Stored entries:
++++++++++++++++++++
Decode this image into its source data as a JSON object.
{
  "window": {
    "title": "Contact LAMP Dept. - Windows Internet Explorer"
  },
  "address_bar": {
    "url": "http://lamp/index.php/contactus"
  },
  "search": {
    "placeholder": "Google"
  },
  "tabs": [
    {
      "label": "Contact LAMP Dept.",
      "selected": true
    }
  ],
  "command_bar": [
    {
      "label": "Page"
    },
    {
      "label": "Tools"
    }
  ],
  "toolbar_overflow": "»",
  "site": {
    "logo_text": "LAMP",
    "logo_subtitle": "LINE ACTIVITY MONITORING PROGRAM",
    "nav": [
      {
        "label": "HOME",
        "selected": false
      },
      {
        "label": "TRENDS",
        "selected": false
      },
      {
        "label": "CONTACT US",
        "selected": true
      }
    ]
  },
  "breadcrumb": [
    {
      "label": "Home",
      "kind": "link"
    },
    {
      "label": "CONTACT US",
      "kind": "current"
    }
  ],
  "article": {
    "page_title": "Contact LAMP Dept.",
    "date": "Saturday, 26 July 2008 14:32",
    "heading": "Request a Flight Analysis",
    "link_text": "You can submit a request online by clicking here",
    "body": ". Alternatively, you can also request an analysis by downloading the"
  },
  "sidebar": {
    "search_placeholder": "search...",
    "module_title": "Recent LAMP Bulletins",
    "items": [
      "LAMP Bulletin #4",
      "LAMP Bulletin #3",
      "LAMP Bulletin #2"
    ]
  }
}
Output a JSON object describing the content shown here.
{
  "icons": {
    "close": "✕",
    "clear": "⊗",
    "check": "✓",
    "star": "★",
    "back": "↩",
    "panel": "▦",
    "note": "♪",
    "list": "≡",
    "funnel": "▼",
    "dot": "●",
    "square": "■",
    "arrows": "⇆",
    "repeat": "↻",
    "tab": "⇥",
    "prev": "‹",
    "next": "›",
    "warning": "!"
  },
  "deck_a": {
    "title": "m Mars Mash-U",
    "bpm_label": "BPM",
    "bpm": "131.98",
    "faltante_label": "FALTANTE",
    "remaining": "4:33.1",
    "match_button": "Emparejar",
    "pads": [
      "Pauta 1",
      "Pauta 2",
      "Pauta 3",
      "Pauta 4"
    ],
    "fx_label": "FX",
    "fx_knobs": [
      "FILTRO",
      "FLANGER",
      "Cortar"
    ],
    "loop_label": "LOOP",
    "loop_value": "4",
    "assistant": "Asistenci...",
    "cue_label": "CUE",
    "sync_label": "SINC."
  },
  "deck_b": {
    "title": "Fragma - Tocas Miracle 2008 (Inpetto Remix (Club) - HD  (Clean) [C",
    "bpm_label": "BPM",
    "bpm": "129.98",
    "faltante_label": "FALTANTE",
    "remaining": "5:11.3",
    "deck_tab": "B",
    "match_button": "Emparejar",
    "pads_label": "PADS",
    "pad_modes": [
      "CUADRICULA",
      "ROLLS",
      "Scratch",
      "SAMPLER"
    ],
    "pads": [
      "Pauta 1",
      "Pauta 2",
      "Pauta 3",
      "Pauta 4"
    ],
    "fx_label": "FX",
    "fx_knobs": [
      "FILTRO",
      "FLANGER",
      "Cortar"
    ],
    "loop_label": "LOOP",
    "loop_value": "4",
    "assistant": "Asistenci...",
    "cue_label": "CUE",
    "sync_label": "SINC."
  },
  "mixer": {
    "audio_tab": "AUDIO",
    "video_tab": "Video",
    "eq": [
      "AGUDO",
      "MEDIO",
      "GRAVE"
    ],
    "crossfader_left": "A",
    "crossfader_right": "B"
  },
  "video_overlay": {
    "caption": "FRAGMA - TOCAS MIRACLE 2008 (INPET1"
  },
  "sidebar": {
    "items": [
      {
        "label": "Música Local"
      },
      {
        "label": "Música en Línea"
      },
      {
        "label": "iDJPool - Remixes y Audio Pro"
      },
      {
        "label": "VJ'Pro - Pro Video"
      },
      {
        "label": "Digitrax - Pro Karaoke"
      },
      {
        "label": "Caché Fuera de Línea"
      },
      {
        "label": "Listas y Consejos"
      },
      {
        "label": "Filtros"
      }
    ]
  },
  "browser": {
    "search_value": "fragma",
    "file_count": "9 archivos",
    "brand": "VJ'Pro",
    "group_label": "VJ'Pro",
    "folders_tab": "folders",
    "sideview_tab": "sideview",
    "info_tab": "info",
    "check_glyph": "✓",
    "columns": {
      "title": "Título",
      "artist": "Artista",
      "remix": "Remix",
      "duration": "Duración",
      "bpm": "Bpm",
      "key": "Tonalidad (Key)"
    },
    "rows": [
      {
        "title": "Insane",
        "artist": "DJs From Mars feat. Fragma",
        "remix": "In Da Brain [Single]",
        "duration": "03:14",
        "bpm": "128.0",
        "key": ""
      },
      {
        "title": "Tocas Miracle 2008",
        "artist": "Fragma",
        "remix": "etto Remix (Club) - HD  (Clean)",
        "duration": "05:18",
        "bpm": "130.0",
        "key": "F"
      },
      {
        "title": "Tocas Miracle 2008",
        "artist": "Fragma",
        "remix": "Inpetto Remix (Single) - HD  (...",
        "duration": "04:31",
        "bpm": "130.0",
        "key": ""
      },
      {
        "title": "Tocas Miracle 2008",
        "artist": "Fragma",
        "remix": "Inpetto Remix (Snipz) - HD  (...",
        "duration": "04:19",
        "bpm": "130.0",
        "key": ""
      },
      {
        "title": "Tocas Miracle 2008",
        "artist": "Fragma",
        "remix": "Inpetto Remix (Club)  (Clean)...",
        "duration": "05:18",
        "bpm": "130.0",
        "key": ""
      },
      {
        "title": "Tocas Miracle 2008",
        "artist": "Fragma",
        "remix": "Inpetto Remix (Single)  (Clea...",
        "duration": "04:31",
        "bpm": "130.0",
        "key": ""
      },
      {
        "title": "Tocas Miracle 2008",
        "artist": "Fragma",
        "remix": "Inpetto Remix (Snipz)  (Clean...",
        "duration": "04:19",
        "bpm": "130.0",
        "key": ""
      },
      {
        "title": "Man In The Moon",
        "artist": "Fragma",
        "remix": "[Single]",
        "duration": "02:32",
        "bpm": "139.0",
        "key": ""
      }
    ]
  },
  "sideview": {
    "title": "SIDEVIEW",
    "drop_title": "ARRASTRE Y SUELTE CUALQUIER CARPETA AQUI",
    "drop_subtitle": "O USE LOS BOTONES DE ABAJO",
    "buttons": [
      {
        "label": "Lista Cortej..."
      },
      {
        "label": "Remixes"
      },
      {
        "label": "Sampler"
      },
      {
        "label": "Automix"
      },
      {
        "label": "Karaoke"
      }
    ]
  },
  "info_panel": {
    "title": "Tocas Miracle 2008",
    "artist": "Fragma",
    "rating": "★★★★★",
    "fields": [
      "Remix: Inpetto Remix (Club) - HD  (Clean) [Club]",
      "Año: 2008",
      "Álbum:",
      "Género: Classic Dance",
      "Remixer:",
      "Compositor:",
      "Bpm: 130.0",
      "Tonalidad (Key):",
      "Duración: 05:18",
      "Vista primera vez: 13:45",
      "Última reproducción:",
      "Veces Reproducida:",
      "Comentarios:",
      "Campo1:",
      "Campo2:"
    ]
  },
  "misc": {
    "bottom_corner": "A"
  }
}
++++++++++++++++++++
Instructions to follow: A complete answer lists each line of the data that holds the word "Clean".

Answer for this exercise:
    "title": "Fragma - Tocas Miracle 2008 (Inpetto Remix (Club) - HD  (Clean) [C",
        "remix": "etto Remix (Club) - HD  (Clean)",
        "remix": "Inpetto Remix (Club)  (Clean)...",
        "remix": "Inpetto Remix (Snipz)  (Clean...",
      "Remix: Inpetto Remix (Club) - HD  (Clean) [Club]",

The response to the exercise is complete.